**AIM OF THE TASK**
Pictures are not part of the copy; reproduce the remaining data exactly.

**MATERIAL TO PROCESS**

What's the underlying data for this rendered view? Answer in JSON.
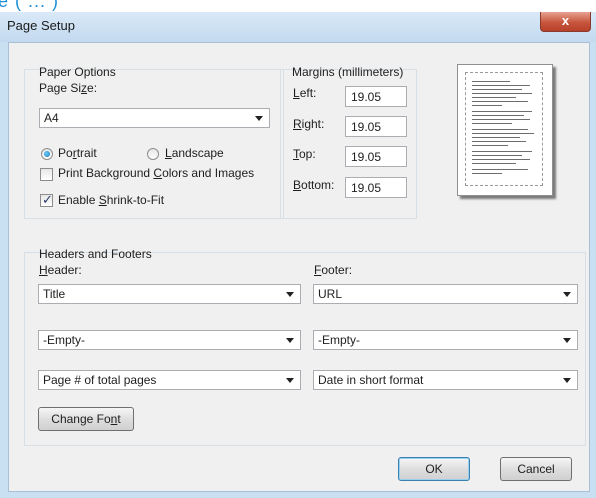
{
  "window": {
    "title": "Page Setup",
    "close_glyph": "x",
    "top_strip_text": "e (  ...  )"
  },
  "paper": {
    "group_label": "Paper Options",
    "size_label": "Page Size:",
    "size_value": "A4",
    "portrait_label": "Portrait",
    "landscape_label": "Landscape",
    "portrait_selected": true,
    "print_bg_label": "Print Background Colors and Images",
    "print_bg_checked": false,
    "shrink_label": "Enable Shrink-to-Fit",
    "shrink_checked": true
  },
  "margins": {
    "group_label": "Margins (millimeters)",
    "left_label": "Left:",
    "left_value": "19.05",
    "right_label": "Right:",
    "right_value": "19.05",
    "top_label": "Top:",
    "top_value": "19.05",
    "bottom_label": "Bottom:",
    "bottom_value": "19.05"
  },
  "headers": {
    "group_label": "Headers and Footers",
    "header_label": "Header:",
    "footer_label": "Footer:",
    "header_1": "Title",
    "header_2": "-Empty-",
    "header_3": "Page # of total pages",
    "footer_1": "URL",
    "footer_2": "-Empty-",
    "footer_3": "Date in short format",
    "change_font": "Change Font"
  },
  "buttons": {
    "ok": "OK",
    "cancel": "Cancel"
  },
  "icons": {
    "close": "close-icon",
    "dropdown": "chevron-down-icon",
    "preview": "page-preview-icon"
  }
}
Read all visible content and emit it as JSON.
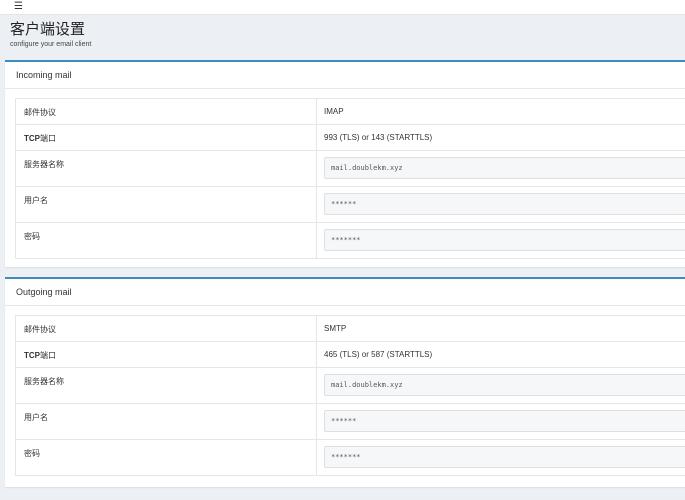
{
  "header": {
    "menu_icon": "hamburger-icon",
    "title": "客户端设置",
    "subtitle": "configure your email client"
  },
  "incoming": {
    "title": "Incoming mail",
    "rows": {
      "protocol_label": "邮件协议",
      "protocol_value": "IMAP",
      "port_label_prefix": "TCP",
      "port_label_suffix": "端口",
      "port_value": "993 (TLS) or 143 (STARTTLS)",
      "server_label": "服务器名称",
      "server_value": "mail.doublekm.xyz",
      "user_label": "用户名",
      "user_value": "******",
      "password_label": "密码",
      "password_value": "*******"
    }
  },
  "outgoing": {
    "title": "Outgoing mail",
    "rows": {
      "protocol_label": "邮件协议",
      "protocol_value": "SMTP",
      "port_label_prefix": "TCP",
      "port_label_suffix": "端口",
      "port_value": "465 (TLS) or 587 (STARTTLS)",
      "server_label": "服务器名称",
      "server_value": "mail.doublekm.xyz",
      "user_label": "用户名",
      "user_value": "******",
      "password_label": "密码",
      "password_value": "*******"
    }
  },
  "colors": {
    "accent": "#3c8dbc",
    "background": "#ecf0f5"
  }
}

**SOLVED EXERCISE**
What's the underlying data for this rendered view? Answer in JSON.
{
  "window": {
    "title": "Page Setup",
    "close_glyph": "x",
    "top_strip_text": "e (  ...  )"
  },
  "paper": {
    "group_label": "Paper Options",
    "size_label": "Page Size:",
    "size_value": "A4",
    "portrait_label": "Portrait",
    "landscape_label": "Landscape",
    "portrait_selected": true,
    "print_bg_label": "Print Background Colors and Images",
    "print_bg_checked": false,
    "shrink_label": "Enable Shrink-to-Fit",
    "shrink_checked": true
  },
  "margins": {
    "group_label": "Margins (millimeters)",
    "left_label": "Left:",
    "left_value": "19.05",
    "right_label": "Right:",
    "right_value": "19.05",
    "top_label": "Top:",
    "top_value": "19.05",
    "bottom_label": "Bottom:",
    "bottom_value": "19.05"
  },
  "headers": {
    "group_label": "Headers and Footers",
    "header_label": "Header:",
    "footer_label": "Footer:",
    "header_1": "Title",
    "header_2": "-Empty-",
    "header_3": "Page # of total pages",
    "footer_1": "URL",
    "footer_2": "-Empty-",
    "footer_3": "Date in short format",
    "change_font": "Change Font"
  },
  "buttons": {
    "ok": "OK",
    "cancel": "Cancel"
  },
  "icons": {
    "close": "close-icon",
    "dropdown": "chevron-down-icon",
    "preview": "page-preview-icon"
  }
}
Read all visible content and emit it as JSON.
{
  "header": {
    "menu_icon": "hamburger-icon",
    "title": "客户端设置",
    "subtitle": "configure your email client"
  },
  "incoming": {
    "title": "Incoming mail",
    "rows": {
      "protocol_label": "邮件协议",
      "protocol_value": "IMAP",
      "port_label_prefix": "TCP",
      "port_label_suffix": "端口",
      "port_value": "993 (TLS) or 143 (STARTTLS)",
      "server_label": "服务器名称",
      "server_value": "mail.doublekm.xyz",
      "user_label": "用户名",
      "user_value": "******",
      "password_label": "密码",
      "password_value": "*******"
    }
  },
  "outgoing": {
    "title": "Outgoing mail",
    "rows": {
      "protocol_label": "邮件协议",
      "protocol_value": "SMTP",
      "port_label_prefix": "TCP",
      "port_label_suffix": "端口",
      "port_value": "465 (TLS) or 587 (STARTTLS)",
      "server_label": "服务器名称",
      "server_value": "mail.doublekm.xyz",
      "user_label": "用户名",
      "user_value": "******",
      "password_label": "密码",
      "password_value": "*******"
    }
  },
  "colors": {
    "accent": "#3c8dbc",
    "background": "#ecf0f5"
  }
}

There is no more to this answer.